Photo by LaLa Photography
1. Get Educated
Breastfeeding support starts during pregnancy. Get educated together before baby is born, so that you know what to expect. Take a breastfeeding class, go to a prenatal lactation visit with an IBCLC, read books, watch videos, and attend a breastfeeding support group.
2. Be Proactive
Be prepared! Partners can help to make sure that the birthing environment will be as breastfeeding friendly as possible. Touring possible facilities or preparing the birth space for a home birth together is a great place to start. Writing a breastfeeding and birth plan with one another really helps get the thought process rolling. After baby is born, have a local Breastfeeding Resource list on hand to use, if needed. Breastfeeding is a natural process, but it is also a learned behavior that takes some practice and extra support along the way.
3. Get Busy
Mom and baby will be spending a lot of time breastfeeding in the beginning, and partners have the opportunity to make a big impact by helping during this sensitive time. Frequent stimulation to the breasts are needed in the early days, so if you see baby is having early feeding cues, then get baby ready for the feeding (diaper changed) before bringing him or her to mom. To make this process go smoothly, mom needs rest, so participate by changing diapers, logging feedings and diaper changes, making meals/snacks, keeping the house tidy, burping the baby after feeds, and practicing tummy time. The more involved you are, the more you’ll bond. And mom, don’t be afraid to ask family and friends for support!
4. Help Mom Relax
Having a baby is stressful and there are a lot of hormonal changes that occur during the immediate postpartum period. Breastfeeding can add to this already stressful environment—but that doesn’t mean she can’t do it. Stay calm, and promote a relaxing environment. Dim lights, limit disruptions, and keep things quiet around feeding time. Comfort measures can help keep mom’s stress low and it is one of the most important ways partners can help. Make sure your partner is getting enough to eat and drink, rub her feet or shoulders, ensure she has enough pillows and is comfortable during feeding time. You can also help by limiting visitors, put soothing essential oils in the diffuser, cuddle in bed together, and have an open ear available when it gets tough.
5. Be an Advocate
You have the education, and now you can be her biggest advocate. It’s important to know when it is medically necessary to supplement. If baby requires supplementation at any time, mom needs to be set up to pump. Our number-one rule is to feed the baby, but the number-two rule is to protect her milk supply. If there is a medical indication, you can suggest alternative feeding methods in the early days: small cups, spoons and even syringes instead of bottles. Moms can often hand express and give baby extra colostrum in a spoon instead of giving extra formula.
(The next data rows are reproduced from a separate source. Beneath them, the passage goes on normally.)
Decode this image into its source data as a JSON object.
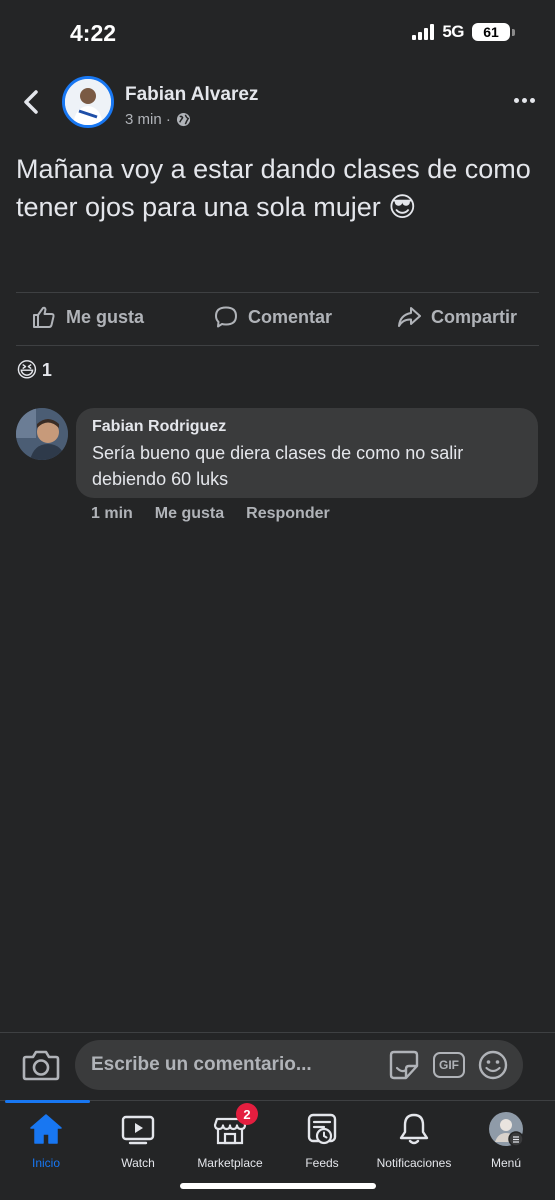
{
  "status_bar": {
    "time": "4:22",
    "network": "5G",
    "battery": "61"
  },
  "post": {
    "author": "Fabian Alvarez",
    "timestamp": "3 min ·",
    "text": "Mañana voy a estar dando clases de como tener ojos para una sola mujer 😎",
    "actions": {
      "like": "Me gusta",
      "comment": "Comentar",
      "share": "Compartir"
    },
    "reactions": {
      "emoji": "😆",
      "count": "1"
    }
  },
  "comments": [
    {
      "author": "Fabian Rodriguez",
      "text": "Sería bueno que diera clases de como no salir debiendo 60 luks",
      "time": "1 min",
      "like": "Me gusta",
      "reply": "Responder"
    }
  ],
  "composer": {
    "placeholder": "Escribe un comentario...",
    "gif": "GIF"
  },
  "tabs": [
    {
      "label": "Inicio",
      "icon": "home-icon",
      "active": true
    },
    {
      "label": "Watch",
      "icon": "video-icon"
    },
    {
      "label": "Marketplace",
      "icon": "marketplace-icon",
      "badge": "2"
    },
    {
      "label": "Feeds",
      "icon": "feeds-icon"
    },
    {
      "label": "Notificaciones",
      "icon": "bell-icon"
    },
    {
      "label": "Menú",
      "icon": "profile-menu-icon"
    }
  ],
  "colors": {
    "accent": "#1877f2",
    "background": "#242526",
    "bubble": "#3a3b3c",
    "badge": "#e41e3f"
  }
}
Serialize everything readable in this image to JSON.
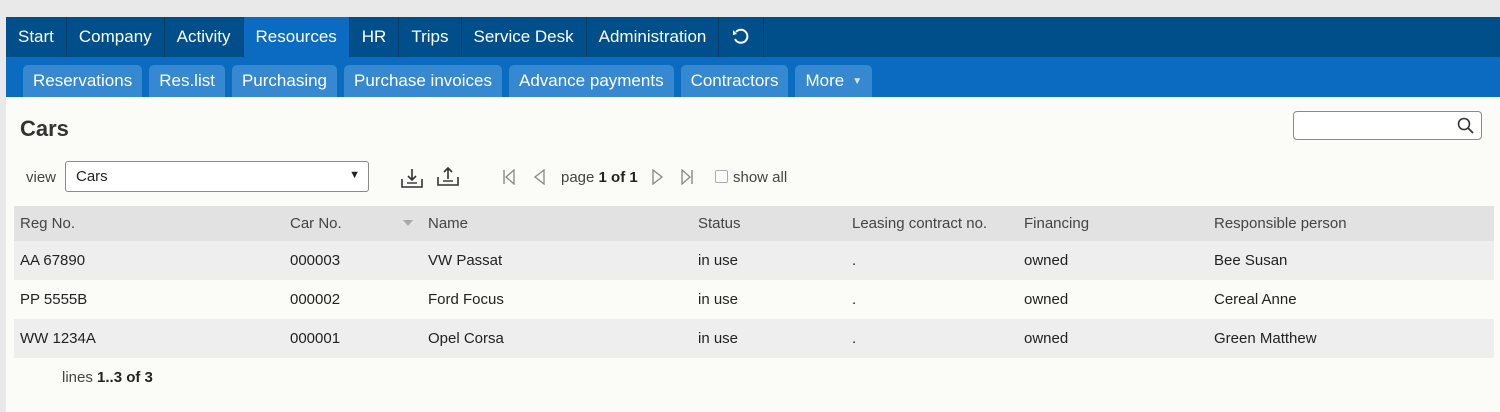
{
  "topnav": [
    {
      "label": "Start"
    },
    {
      "label": "Company"
    },
    {
      "label": "Activity"
    },
    {
      "label": "Resources",
      "active": true
    },
    {
      "label": "HR"
    },
    {
      "label": "Trips"
    },
    {
      "label": "Service Desk"
    },
    {
      "label": "Administration"
    }
  ],
  "subnav": [
    {
      "label": "Reservations"
    },
    {
      "label": "Res.list"
    },
    {
      "label": "Purchasing"
    },
    {
      "label": "Purchase invoices"
    },
    {
      "label": "Advance payments"
    },
    {
      "label": "Contractors"
    },
    {
      "label": "More"
    }
  ],
  "page": {
    "title": "Cars",
    "search_value": ""
  },
  "toolbar": {
    "view_label": "view",
    "view_value": "Cars",
    "pager_prefix": "page ",
    "pager_value": "1 of 1",
    "show_all_label": "show all"
  },
  "table": {
    "columns": [
      "Reg No.",
      "Car No.",
      "Name",
      "Status",
      "Leasing contract no.",
      "Financing",
      "Responsible person"
    ],
    "rows": [
      [
        "AA 67890",
        "000003",
        "VW Passat",
        "in use",
        ".",
        "owned",
        "Bee Susan"
      ],
      [
        "PP 5555B",
        "000002",
        "Ford Focus",
        "in use",
        ".",
        "owned",
        "Cereal Anne"
      ],
      [
        "WW 1234A",
        "000001",
        "Opel Corsa",
        "in use",
        ".",
        "owned",
        "Green Matthew"
      ]
    ]
  },
  "footer": {
    "prefix": "lines ",
    "range": "1..3 of 3"
  },
  "icons": {
    "refresh": "refresh-icon",
    "search": "search-icon",
    "import": "download-tray-icon",
    "export": "upload-tray-icon",
    "first": "first-page-icon",
    "prev": "prev-page-icon",
    "next": "next-page-icon",
    "last": "last-page-icon"
  },
  "colors": {
    "topnav_bg": "#004f8b",
    "active_bg": "#0a6bc0",
    "tab_bg": "#3689d1"
  }
}
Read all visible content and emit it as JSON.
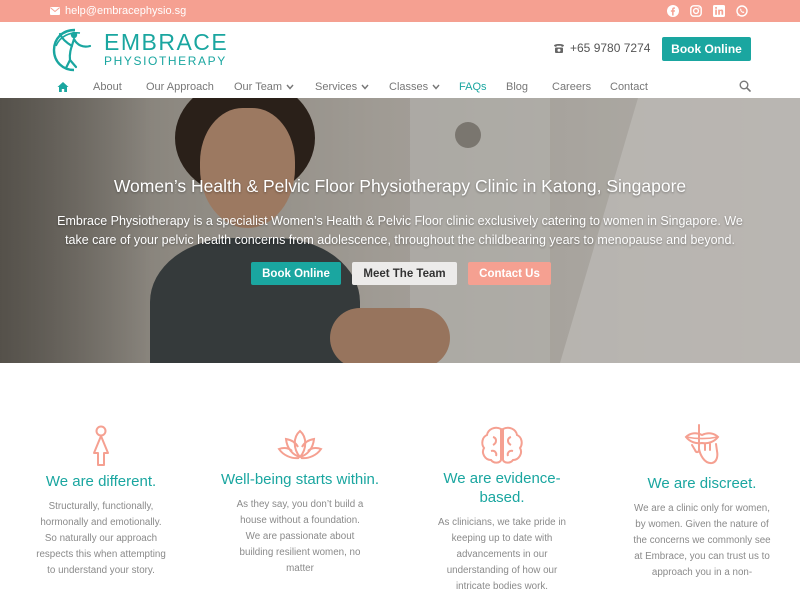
{
  "topbar": {
    "email": "help@embracephysio.sg",
    "socials": [
      "facebook-icon",
      "instagram-icon",
      "linkedin-icon",
      "whatsapp-icon"
    ]
  },
  "brand": {
    "line1": "EMBRACE",
    "line2": "PHYSIOTHERAPY",
    "accent": "#1aa6a0",
    "coral": "#f5a091"
  },
  "header": {
    "phone": "+65 9780 7274",
    "book_label": "Book Online"
  },
  "nav": {
    "items": [
      {
        "label": "About"
      },
      {
        "label": "Our Approach"
      },
      {
        "label": "Our Team"
      },
      {
        "label": "Services"
      },
      {
        "label": "Classes"
      },
      {
        "label": "FAQs"
      },
      {
        "label": "Blog"
      },
      {
        "label": "Careers"
      },
      {
        "label": "Contact"
      }
    ]
  },
  "hero": {
    "title": "Women’s Health & Pelvic Floor Physiotherapy Clinic in Katong, Singapore",
    "description": "Embrace Physiotherapy is a specialist Women’s Health & Pelvic Floor clinic exclusively catering to women in Singapore. We take care of your pelvic health concerns from adolescence, throughout the childbearing years to menopause and beyond.",
    "buttons": [
      "Book Online",
      "Meet The Team",
      "Contact Us"
    ]
  },
  "features": [
    {
      "icon": "woman-icon",
      "title": "We are different.",
      "text": "Structurally, functionally, hormonally and emotionally. So naturally our approach respects this when attempting to understand your story."
    },
    {
      "icon": "lotus-icon",
      "title": "Well-being starts within.",
      "text": "As they say, you don’t build a house without a foundation. We are passionate about building resilient women, no matter"
    },
    {
      "icon": "brain-icon",
      "title": "We are evidence-based.",
      "text": "As clinicians, we take pride in keeping up to date with advancements in our understanding of how our intricate bodies work."
    },
    {
      "icon": "shush-icon",
      "title": "We are discreet.",
      "text": "We are a clinic only for women, by women. Given the nature of the concerns we commonly see at Embrace, you can trust us to approach you in a non-"
    }
  ]
}
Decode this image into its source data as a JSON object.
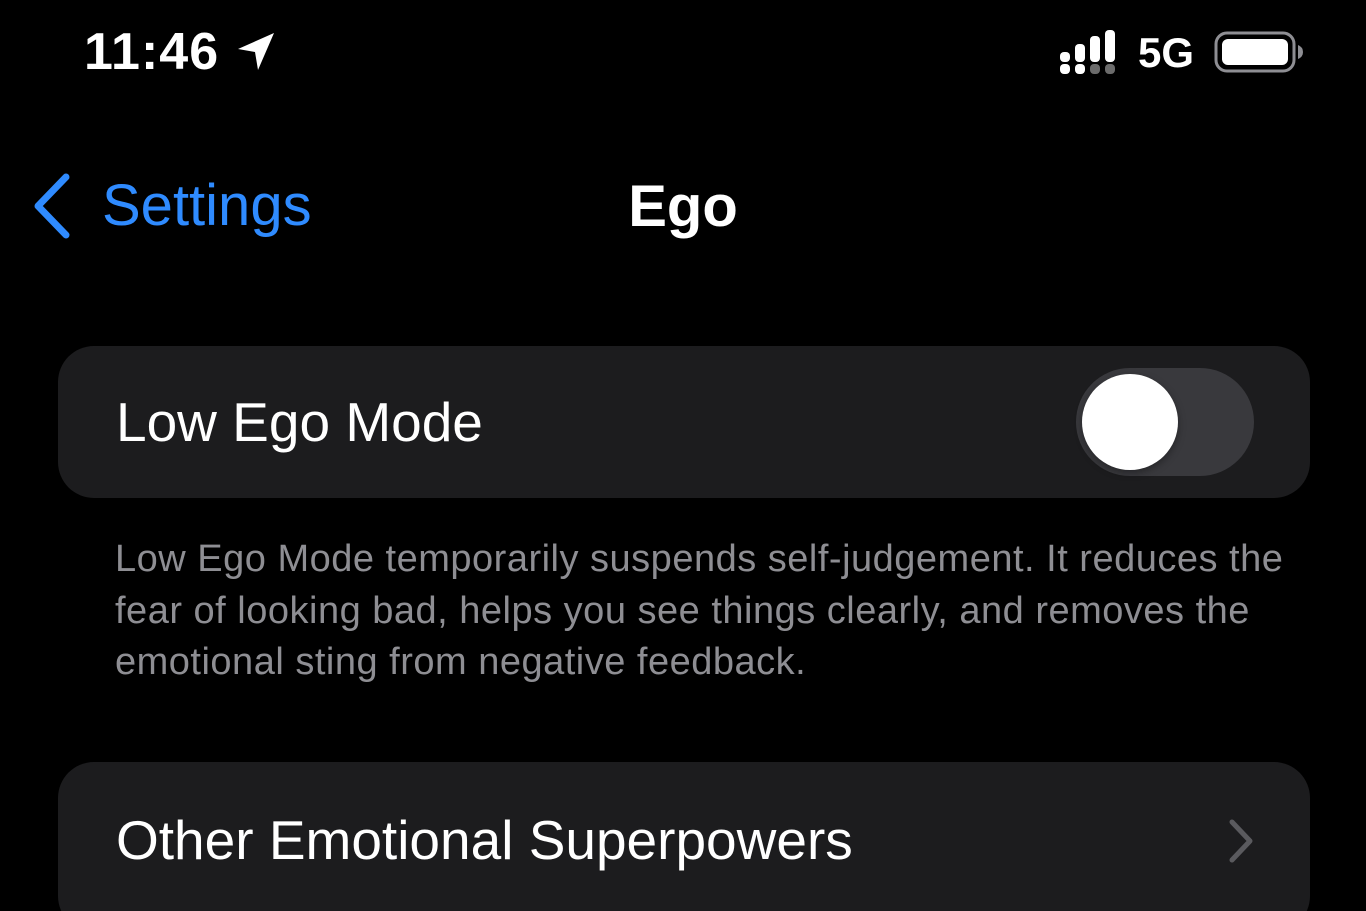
{
  "status_bar": {
    "time": "11:46",
    "network": "5G",
    "icons": [
      "location-arrow-icon",
      "cellular-signal-icon",
      "battery-icon"
    ]
  },
  "nav": {
    "back_label": "Settings",
    "title": "Ego"
  },
  "settings": {
    "low_ego_mode": {
      "label": "Low Ego Mode",
      "enabled": false,
      "description": "Low Ego Mode temporarily suspends self-judgement. It reduces the fear of looking bad, helps you see things clearly, and removes the emotional sting from negative feedback."
    },
    "other_superpowers": {
      "label": "Other Emotional Superpowers"
    }
  },
  "colors": {
    "background": "#000000",
    "card": "#1c1c1e",
    "accent": "#2f8bff",
    "secondary_text": "#8e8e93",
    "toggle_off": "#39393d"
  }
}
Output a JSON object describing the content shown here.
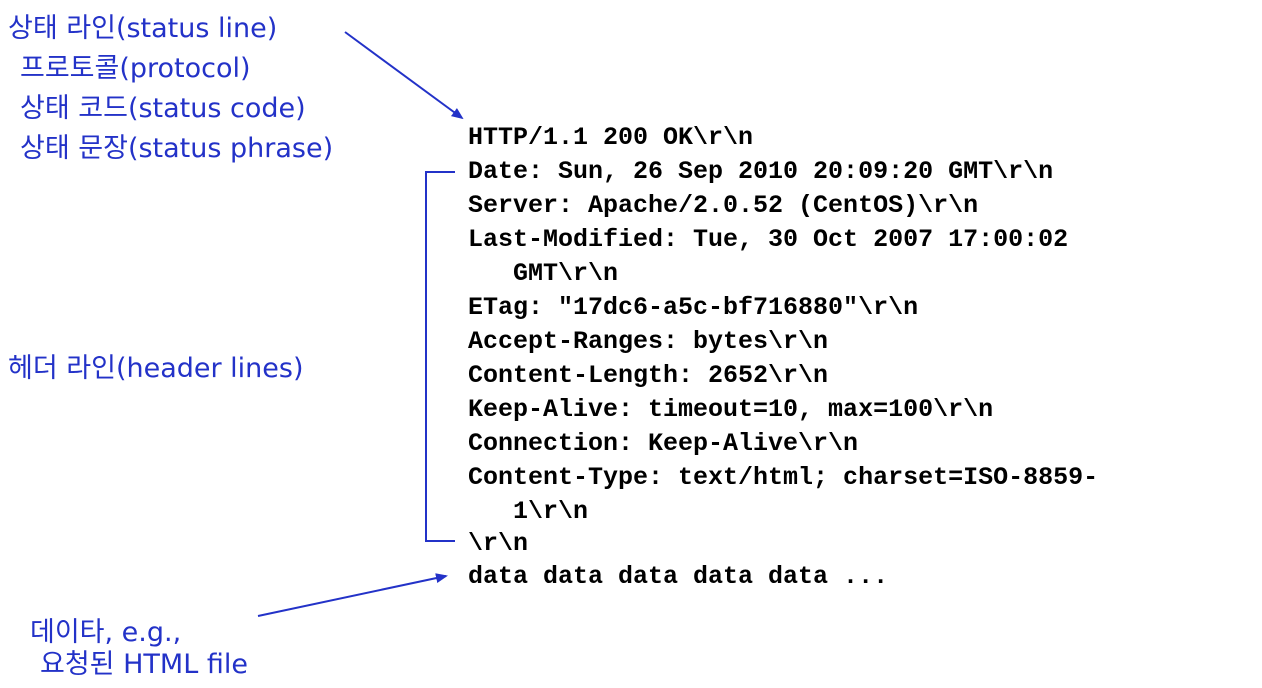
{
  "colors": {
    "annotation": "#2332c8",
    "message_text": "#000000"
  },
  "annotations": {
    "status_line": "상태 라인(status line)",
    "protocol": "프로토콜(protocol)",
    "status_code": "상태 코드(status code)",
    "status_phrase": "상태 문장(status phrase)",
    "header_lines": "헤더 라인(header lines)",
    "data_line1": "데이타, e.g.,",
    "data_line2": "요청된 HTML file"
  },
  "http_response": {
    "status_line": "HTTP/1.1 200 OK\\r\\n",
    "headers": [
      "Date: Sun, 26 Sep 2010 20:09:20 GMT\\r\\n",
      "Server: Apache/2.0.52 (CentOS)\\r\\n",
      "Last-Modified: Tue, 30 Oct 2007 17:00:02",
      "   GMT\\r\\n",
      "ETag: \"17dc6-a5c-bf716880\"\\r\\n",
      "Accept-Ranges: bytes\\r\\n",
      "Content-Length: 2652\\r\\n",
      "Keep-Alive: timeout=10, max=100\\r\\n",
      "Connection: Keep-Alive\\r\\n",
      "Content-Type: text/html; charset=ISO-8859-",
      "   1\\r\\n",
      "\\r\\n"
    ],
    "body": "data data data data data ..."
  }
}
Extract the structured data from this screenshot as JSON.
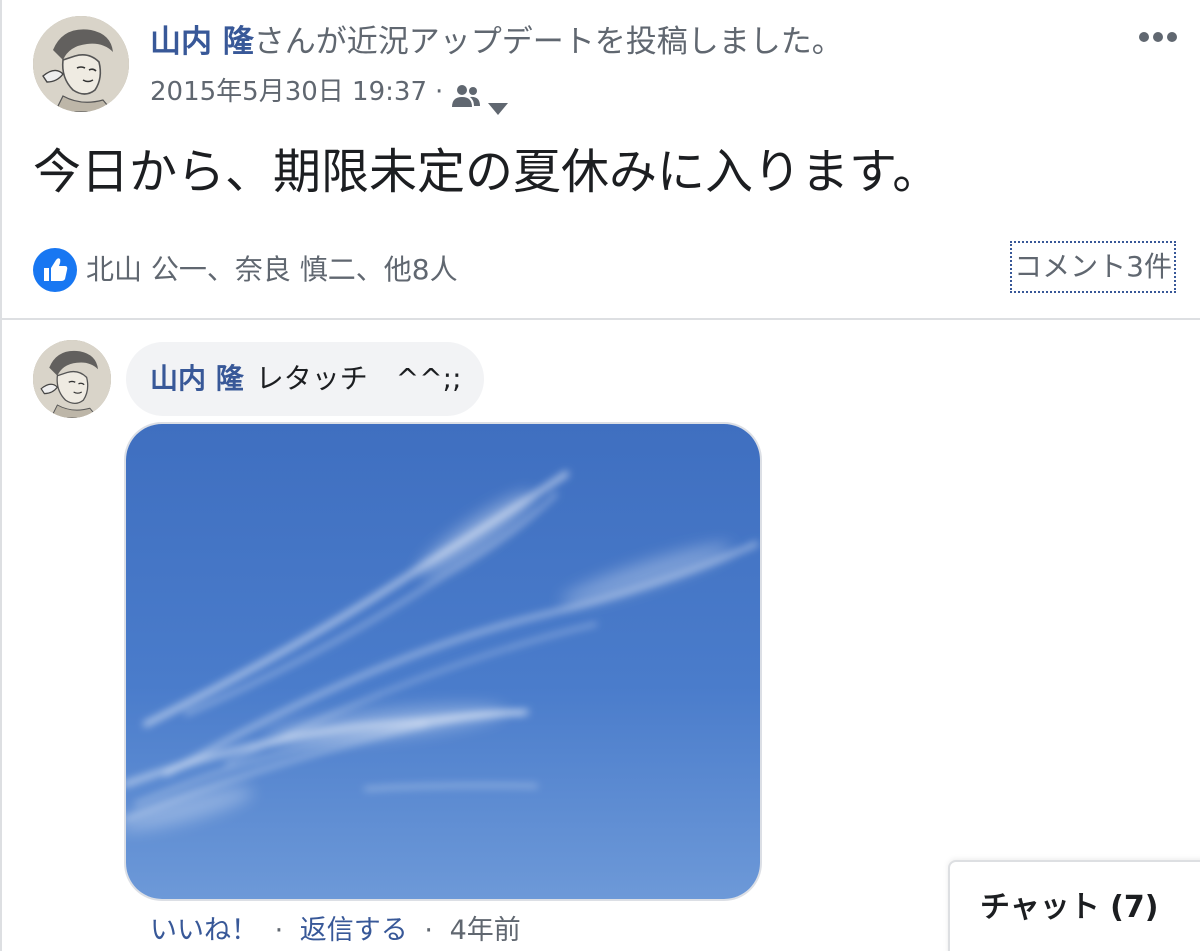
{
  "post": {
    "author": "山内 隆",
    "action": "さんが近況アップデートを投稿しました。",
    "timestamp": "2015年5月30日 19:37",
    "separator": "·",
    "audience_icon": "friends-icon",
    "text": "今日から、期限未定の夏休みに入ります。",
    "more_icon": "more-dots-icon"
  },
  "reactions": {
    "icon": "like-icon",
    "names": "北山 公一、奈良 慎二、他8人",
    "comment_count": "コメント3件"
  },
  "comment": {
    "author": "山内 隆",
    "text": "レタッチ　^^;;",
    "photo_description": "sky-photo",
    "actions": {
      "like": "いいね！",
      "reply": "返信する",
      "separator": "·",
      "age": "4年前"
    }
  },
  "chat": {
    "label": "チャット (7)"
  },
  "colors": {
    "link": "#385898",
    "secondary_text": "#606770",
    "primary_text": "#1c1e21",
    "like_blue": "#1877f2",
    "bubble_bg": "#f2f3f5",
    "divider": "#dddfe2"
  }
}
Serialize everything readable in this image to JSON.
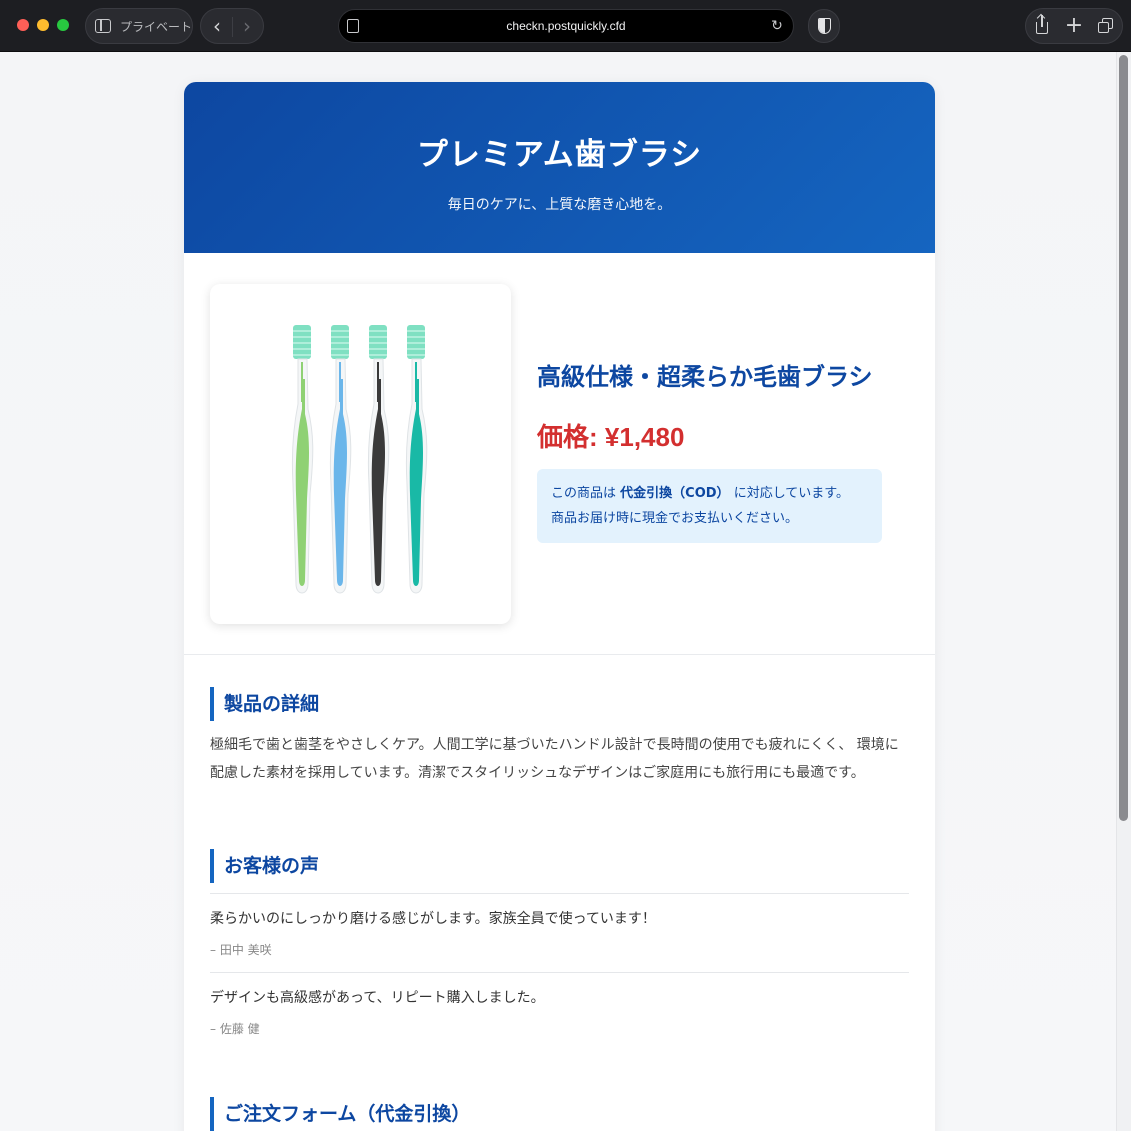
{
  "browser": {
    "private_label": "プライベート",
    "url": "checkn.postquickly.cfd"
  },
  "hero": {
    "title": "プレミアム歯ブラシ",
    "subtitle": "毎日のケアに、上質な磨き心地を。"
  },
  "product": {
    "name": "高級仕様・超柔らか毛歯ブラシ",
    "price_label": "価格:",
    "price_value": "¥1,480",
    "cod_prefix": "この商品は",
    "cod_bold": "代金引換（COD）",
    "cod_suffix": "に対応しています。",
    "cod_line2": "商品お届け時に現金でお支払いください。",
    "toothbrush_colors": [
      "#8fd174",
      "#6bb6ea",
      "#3a3a3a",
      "#19b9a6"
    ]
  },
  "details": {
    "title": "製品の詳細",
    "text": "極細毛で歯と歯茎をやさしくケア。人間工学に基づいたハンドル設計で長時間の使用でも疲れにくく、 環境に配慮した素材を採用しています。清潔でスタイリッシュなデザインはご家庭用にも旅行用にも最適です。"
  },
  "reviews": {
    "title": "お客様の声",
    "items": [
      {
        "text": "柔らかいのにしっかり磨ける感じがします。家族全員で使っています！",
        "author": "– 田中 美咲"
      },
      {
        "text": "デザインも高級感があって、リピート購入しました。",
        "author": "– 佐藤 健"
      }
    ]
  },
  "order": {
    "title": "ご注文フォーム（代金引換）"
  }
}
6. Don’t Stop
Moving forward into the breastfeeding journey, continued support is crucial. Make sure she is confident to feed in public and fill in the gaps and educate others, if needed. Rally for her and let her know you have her back in any situation. There is no breastfeeding challenge she can’t get through with you in her corner.
BY AUTUMN WAKE, RN, BSN, IBCLC &
LAURA COOPER, BA, CLEC
OF ADVANCED BREASTFEEDING
SUPPORT OF LAS VEGAS
ADVANCED BREASTFEEDING SUPPORT OF LAS VEGAS